CAPE CANAVERAL, Fla. (WHNT) – Repairs are almost complete on the Space Launch System (SLS) rocket that will be used for NASA’s first Artemis mission and a new test date has been set.
The Artemis I rocket was moved from Launch Pad 39B back to the Vehicle Assembly Building (VAB) on April 25 after three failed wet dress rehearsal tests designed to put the rocket through a mock launch, without actually launching the rocket.
The problems discovered during those attempts have since been fixed and the SLS is ready to head back out to the launch pad. The new wet dress rehearsal test is set to start with rolling the rocket from the VAB to the launch pad starting at midnight on June 6.

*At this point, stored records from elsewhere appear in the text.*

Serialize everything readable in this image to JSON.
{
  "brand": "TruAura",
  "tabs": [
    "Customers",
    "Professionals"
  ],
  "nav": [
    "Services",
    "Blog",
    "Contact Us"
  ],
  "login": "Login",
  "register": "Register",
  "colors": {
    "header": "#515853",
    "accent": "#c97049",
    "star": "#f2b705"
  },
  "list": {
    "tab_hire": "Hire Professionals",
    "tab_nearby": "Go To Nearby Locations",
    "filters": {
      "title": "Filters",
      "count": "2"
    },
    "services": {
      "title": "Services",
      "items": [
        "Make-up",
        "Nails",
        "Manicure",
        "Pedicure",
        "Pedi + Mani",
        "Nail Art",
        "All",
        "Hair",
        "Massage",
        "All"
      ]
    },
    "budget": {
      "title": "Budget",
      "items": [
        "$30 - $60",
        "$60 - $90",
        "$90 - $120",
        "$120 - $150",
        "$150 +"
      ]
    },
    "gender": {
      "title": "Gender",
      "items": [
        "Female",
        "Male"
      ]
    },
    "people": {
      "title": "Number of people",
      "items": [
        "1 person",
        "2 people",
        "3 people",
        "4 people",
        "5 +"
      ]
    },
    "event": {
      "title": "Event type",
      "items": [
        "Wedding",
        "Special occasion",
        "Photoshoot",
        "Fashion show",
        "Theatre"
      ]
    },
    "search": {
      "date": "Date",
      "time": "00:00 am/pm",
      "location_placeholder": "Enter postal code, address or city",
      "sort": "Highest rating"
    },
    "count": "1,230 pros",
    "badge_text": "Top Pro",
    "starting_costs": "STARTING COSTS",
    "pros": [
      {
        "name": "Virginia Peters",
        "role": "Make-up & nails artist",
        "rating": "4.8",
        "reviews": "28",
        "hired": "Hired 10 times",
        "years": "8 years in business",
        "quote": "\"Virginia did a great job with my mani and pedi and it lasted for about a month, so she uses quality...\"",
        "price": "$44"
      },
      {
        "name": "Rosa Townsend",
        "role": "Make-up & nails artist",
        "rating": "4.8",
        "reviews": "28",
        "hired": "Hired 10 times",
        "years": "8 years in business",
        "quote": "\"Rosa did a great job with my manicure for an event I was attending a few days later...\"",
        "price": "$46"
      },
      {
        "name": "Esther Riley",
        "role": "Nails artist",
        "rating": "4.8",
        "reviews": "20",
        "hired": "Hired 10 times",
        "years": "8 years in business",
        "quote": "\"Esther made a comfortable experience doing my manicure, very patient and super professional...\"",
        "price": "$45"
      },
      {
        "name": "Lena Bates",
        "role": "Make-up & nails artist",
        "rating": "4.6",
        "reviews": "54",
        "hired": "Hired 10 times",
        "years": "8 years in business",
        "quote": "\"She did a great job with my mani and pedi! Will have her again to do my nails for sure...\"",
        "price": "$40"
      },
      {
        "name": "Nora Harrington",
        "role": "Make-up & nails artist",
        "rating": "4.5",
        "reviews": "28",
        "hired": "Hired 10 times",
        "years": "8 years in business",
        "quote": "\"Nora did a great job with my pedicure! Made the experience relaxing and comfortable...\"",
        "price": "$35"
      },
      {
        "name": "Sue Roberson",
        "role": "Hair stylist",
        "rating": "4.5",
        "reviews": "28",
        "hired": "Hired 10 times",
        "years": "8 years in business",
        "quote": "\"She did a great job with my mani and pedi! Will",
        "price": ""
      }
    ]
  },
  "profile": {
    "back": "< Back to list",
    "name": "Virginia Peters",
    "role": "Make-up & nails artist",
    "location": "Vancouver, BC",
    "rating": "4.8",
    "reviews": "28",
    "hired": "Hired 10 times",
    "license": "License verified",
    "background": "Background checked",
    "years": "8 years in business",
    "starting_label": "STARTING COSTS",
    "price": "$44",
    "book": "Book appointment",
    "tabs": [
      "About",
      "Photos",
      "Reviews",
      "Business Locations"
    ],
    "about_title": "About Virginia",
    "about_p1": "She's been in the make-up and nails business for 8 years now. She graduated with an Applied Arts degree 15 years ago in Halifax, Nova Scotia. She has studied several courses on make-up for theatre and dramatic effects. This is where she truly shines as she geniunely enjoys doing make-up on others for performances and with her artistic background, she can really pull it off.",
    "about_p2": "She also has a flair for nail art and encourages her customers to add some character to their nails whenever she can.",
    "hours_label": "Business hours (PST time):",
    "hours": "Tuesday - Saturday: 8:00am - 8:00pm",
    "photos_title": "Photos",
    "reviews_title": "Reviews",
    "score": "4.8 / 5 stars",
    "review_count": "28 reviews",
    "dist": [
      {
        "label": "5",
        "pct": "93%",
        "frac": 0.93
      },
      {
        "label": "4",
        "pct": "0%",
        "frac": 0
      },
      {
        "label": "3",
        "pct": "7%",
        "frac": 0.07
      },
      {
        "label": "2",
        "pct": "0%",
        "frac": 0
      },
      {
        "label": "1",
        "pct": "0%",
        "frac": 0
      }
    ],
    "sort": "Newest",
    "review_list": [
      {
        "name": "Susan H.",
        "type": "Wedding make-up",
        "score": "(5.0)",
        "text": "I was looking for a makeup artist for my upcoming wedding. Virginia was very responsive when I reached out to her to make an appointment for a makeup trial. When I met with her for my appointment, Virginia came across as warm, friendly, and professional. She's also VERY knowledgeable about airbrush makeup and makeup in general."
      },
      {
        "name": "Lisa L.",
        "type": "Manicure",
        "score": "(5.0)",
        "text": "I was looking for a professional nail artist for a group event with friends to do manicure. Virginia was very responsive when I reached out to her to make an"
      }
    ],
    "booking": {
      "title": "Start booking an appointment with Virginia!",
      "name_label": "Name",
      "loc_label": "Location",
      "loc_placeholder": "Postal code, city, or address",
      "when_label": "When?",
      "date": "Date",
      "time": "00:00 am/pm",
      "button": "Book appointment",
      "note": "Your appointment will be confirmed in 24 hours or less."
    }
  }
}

An upper stage helium check valve was tested and replaced and a small bit of rubber debris was discovered to be the cause of the problem. Crews also fixed a small leak within the tail service mast umbilical ground plate housing on the Mobile Launcher. The software involved with fueling the core stage was also updated.
Upgrades were also finished at the facility that provides gaseous nitrogen for all of the launch operations at the Kennedy Space Flight Center.
While the SLS was in the VAB, crews also moved ahead with work that was originally scheduled to be completed after wet dress rehearsal. Some of the forward work included opening the Orion crew module hatch to install some of the payloads for the Artemis I mission and replacing some ground systems panels with flight panels.
After the rocket completes the 4.2-mile journey to the launch pad it will take about two weeks to prepare the rocket and ground launch systems for the wet dress rehearsal. The test is set to start on June 19.